It’s night before O’s third birthday and I have spent the day baking a cake and wrapping presents. I’m not cooking, I declare. We head out to the italian restaurant at the corner. The guy in the obligatory big square glasses at the table next to us is holding a wineglass full of the orangey-champagne drink that’s like an adult lollypop. I want one of those, says M. Moments later it arrives on a tray along with a platter of antipasti and spaghetti for the children. The sun is setting, we watch people walking by on the sidewalk. This is great, M says, why don’t we do this more often? Then the guy with the greasy hair and the suspenders comes around the corner. He’s a face we know from the neighborhood; we’ve lived here 19 years, he’s probably lived here all his life, but we’ve all been here longer than the guy in the big square glasses. Spare some change, he asks with his dirty hand out. M gives him a two-euro coin. And that piece of salami, he says, his long yellow fingernail nearly touching the hunk of meat. We all look at each other, not quite knowing what to say or do. No, M says, this is my dinner, you can buy something with the money I gave you. He shuffles off and R bursts into tears, angry with her callous father. I feel guilty that we have so much and others so little, she cries. We spend the rest of the evening talking about the line between a cold heart and a bleeding heart. The next day at the street festival R is planning to sell old toys and junk from our basement and donate the proceeds to charity. After she’s in bed, I go through the boxes of stuff she’s weeded out for the sale and pick out the rings: just because I really want them.



December in Germany – if you have kids – means you will find yourself more than once at the dreaded Christmas Market. You will be informed that your offspring wants to peruse the various crap for sale, eat cotton candy, ride the carousel. Buying three rides at once is cheaper.
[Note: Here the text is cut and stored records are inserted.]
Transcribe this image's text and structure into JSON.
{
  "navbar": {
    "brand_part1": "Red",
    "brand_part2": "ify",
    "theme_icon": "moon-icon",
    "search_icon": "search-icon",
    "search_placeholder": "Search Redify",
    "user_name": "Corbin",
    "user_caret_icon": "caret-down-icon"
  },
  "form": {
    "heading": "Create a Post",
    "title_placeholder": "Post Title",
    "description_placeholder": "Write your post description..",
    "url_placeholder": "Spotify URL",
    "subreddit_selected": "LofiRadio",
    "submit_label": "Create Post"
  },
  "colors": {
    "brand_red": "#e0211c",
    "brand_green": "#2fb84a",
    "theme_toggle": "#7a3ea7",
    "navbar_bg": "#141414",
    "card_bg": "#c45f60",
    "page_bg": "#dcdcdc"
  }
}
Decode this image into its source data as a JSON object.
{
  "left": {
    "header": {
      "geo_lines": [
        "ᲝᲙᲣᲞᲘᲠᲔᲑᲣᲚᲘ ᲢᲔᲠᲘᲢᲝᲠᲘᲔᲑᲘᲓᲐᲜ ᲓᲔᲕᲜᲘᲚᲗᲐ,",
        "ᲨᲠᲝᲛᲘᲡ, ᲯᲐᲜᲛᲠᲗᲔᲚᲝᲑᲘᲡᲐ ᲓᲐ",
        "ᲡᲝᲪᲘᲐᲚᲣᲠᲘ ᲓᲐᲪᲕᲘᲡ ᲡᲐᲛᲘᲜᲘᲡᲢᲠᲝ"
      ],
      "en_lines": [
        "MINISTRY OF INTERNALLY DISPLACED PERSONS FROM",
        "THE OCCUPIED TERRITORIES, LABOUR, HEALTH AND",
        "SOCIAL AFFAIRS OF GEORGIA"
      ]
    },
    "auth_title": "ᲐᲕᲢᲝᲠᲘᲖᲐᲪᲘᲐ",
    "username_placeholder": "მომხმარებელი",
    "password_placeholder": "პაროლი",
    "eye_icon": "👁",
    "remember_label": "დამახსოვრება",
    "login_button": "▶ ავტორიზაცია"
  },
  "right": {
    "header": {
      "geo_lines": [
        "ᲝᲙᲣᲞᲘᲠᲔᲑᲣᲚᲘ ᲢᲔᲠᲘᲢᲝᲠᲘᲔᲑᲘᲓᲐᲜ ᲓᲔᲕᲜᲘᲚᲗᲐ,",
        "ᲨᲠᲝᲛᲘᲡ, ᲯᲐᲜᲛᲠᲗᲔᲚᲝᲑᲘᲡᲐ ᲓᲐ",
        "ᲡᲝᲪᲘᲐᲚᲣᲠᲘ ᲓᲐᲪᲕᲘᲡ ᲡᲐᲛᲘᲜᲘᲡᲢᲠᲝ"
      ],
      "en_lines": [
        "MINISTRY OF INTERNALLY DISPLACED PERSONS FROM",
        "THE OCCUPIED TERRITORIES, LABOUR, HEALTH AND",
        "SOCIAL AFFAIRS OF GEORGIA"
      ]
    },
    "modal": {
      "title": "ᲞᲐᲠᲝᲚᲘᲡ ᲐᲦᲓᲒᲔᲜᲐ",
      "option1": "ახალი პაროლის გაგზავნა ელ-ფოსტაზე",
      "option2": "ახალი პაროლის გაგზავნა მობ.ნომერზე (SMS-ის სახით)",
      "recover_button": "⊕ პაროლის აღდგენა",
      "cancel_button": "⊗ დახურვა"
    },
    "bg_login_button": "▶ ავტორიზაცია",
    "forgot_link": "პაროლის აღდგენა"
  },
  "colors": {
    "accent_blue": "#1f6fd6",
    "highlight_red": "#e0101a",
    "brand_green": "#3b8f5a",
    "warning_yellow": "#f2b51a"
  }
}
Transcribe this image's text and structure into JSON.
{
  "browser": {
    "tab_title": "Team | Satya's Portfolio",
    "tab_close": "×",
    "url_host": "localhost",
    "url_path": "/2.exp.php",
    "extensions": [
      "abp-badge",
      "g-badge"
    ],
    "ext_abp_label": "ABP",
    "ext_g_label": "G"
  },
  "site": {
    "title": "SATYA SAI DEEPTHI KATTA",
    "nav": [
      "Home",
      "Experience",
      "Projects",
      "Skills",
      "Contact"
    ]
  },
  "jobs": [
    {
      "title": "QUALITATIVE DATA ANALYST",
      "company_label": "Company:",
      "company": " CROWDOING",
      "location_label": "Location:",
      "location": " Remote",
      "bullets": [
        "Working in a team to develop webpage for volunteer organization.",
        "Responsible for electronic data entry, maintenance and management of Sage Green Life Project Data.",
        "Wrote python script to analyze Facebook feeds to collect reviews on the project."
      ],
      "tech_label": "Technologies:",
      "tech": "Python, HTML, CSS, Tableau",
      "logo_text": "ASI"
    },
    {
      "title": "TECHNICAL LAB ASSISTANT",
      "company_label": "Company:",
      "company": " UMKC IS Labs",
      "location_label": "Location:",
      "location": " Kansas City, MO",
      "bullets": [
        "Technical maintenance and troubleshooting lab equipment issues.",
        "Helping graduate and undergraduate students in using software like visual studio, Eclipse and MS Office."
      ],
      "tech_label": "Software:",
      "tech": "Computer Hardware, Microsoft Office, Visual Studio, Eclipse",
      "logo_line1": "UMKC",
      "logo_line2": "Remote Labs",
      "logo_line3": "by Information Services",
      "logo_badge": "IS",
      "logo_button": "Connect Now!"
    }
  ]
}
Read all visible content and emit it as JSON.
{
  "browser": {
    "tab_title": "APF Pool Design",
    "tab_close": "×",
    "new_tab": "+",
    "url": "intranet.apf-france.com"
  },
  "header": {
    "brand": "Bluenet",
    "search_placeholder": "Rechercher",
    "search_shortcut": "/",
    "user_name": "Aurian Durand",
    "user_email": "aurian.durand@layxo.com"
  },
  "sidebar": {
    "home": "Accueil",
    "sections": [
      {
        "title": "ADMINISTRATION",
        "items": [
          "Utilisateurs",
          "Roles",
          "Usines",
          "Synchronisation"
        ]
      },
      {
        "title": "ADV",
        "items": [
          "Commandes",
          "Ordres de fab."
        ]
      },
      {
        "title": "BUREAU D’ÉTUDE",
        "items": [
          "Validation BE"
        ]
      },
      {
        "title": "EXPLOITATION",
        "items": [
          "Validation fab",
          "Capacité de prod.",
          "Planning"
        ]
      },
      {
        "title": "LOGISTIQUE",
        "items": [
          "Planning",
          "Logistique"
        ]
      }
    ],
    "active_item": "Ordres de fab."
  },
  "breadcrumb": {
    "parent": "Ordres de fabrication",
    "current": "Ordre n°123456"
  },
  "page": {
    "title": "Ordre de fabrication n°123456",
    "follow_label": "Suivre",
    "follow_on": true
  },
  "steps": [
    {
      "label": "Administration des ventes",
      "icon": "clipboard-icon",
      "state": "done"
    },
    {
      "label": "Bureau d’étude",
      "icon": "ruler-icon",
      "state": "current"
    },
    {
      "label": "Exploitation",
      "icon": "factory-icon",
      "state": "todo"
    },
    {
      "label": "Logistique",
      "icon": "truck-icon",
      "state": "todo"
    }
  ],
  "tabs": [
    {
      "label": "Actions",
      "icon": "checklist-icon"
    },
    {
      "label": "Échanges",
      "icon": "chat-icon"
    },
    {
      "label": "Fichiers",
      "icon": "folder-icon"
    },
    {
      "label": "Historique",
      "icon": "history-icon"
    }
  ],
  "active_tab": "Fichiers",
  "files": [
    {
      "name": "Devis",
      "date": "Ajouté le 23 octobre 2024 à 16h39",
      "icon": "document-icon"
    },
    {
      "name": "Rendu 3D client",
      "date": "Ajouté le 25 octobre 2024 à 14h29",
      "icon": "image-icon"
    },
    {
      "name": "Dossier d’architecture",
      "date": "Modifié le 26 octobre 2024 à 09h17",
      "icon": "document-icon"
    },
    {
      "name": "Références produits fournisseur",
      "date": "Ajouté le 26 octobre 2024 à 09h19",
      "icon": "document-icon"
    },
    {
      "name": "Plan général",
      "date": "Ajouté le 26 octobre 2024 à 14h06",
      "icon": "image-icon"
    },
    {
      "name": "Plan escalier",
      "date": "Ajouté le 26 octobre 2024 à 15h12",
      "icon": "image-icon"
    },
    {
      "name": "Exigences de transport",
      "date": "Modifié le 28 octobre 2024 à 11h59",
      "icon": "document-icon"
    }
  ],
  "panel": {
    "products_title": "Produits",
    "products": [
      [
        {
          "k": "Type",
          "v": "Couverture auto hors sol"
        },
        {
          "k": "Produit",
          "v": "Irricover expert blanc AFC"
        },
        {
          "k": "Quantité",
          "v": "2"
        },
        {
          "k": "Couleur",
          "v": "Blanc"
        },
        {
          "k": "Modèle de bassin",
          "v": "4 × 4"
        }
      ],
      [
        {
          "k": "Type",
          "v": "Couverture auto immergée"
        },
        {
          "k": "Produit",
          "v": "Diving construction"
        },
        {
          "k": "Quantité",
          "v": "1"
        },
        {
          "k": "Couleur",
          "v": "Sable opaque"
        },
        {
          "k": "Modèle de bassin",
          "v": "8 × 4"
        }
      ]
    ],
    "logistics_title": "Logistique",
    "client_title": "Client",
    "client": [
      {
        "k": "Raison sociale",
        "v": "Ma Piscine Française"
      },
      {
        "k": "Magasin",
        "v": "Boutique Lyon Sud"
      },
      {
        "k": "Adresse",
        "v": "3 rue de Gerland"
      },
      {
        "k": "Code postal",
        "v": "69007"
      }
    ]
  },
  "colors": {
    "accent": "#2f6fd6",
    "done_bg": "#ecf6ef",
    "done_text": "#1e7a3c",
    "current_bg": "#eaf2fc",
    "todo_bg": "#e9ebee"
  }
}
Around and around they go as your toes turn numb. Again! Again! No matter how many times, you always end up with one leftover chip in your pocket after the Christmas Market has disappeared, wondering, what now?



There is something so tragic about finding compromising images of strangers. I have to take them home with me, even though I don’t really want them around – I have enough photographs of people I know – but how could I just leave them there? That hopefull young girl in her yellow bikini languishing in a moldy cardboard box nestled between all the Nazi wedding portraits. The little boy left on top of a stack of encyclopedias (I resisted the urge to take them, too) next to a door where the dogs pee. And what monster throws their kid’s school picture out anyway?



Ah, Berlin in March. Now that the glacial covering has receded, vast swathes of slushy dog shit and piles of crushed gravel (strewn by the city in an ineffectual effort to keep us all from slipping) create an interesting obstacle course for the average pedestrian. If you lost your keys in November, now’s the time to search for them. And if you’re me and have a fetish for select kinds of garbage, it’s like Christmas. Alone on a block long walk to the mailbox I found these three treasures from the thaw.

But everytime I see a soggy rocket I’m a little sad. Berlin on New Year’s Eve is a war zone. New Year’s Day the streets are filled with the strange burnt out remains. I collected these for years in a large cracker tin when I first moved here. Then I needed the tin for something else and saved only a choice few, throwing out the bulk of the collection. So my instinct when I see a rocket is to pick it up. But I don’t. Because now, like clothes I once loved to wear but are no longer fashionable, they’ve just become something from another time and only serve to remind me that I can’t go back.



Last week I went to my friendly local taxidermy shop to see if they had any more old bug boxes. Since she was six weeks old, I’ve been taking a portrait of my daughter every six months. At first all I had to do was shake a rattle and make reassuring noises. Then we moved on to outright bribery, lollipops being the payola of choice. Now, I’ve become a sort of meditational guide (there are still lollipops involved), talking her out of the giggles, exhorting her to concentrate, encouraging her to relax. The first box is almost full, hence the trip to one of my favorite places in Berlin.

The Berliner Präparationswerkstatt is a tiny store front crammed full with the prepared remains of a variety of mammals, birds, fish and reptiles. They had a shark head sitting around once. Always lots of antlers. Sometimes they’re works in-progress, as in the half-sewn-up pig I see when I walk in. The smell of formaldehyde brings up bad memories of being pelted with frog eggs in an out of control 7th grade biology class.

They do have two nice boxes for me, dusty and full of broken bits of legs and wings. After a woman in a black leather jacket comes in (I’m here for the fox, she says), I get to talking with the owner. I ask him if he ever finds the whole thing with the animals disturbing. No, it’s science, it’s fascinating, he tells me. The only thing that really gives him the creeps is when people bring in their Fluffy or Buddy to have it stuffed and mounted for display in the living room. One of the nicknames I call my daughter is Bug.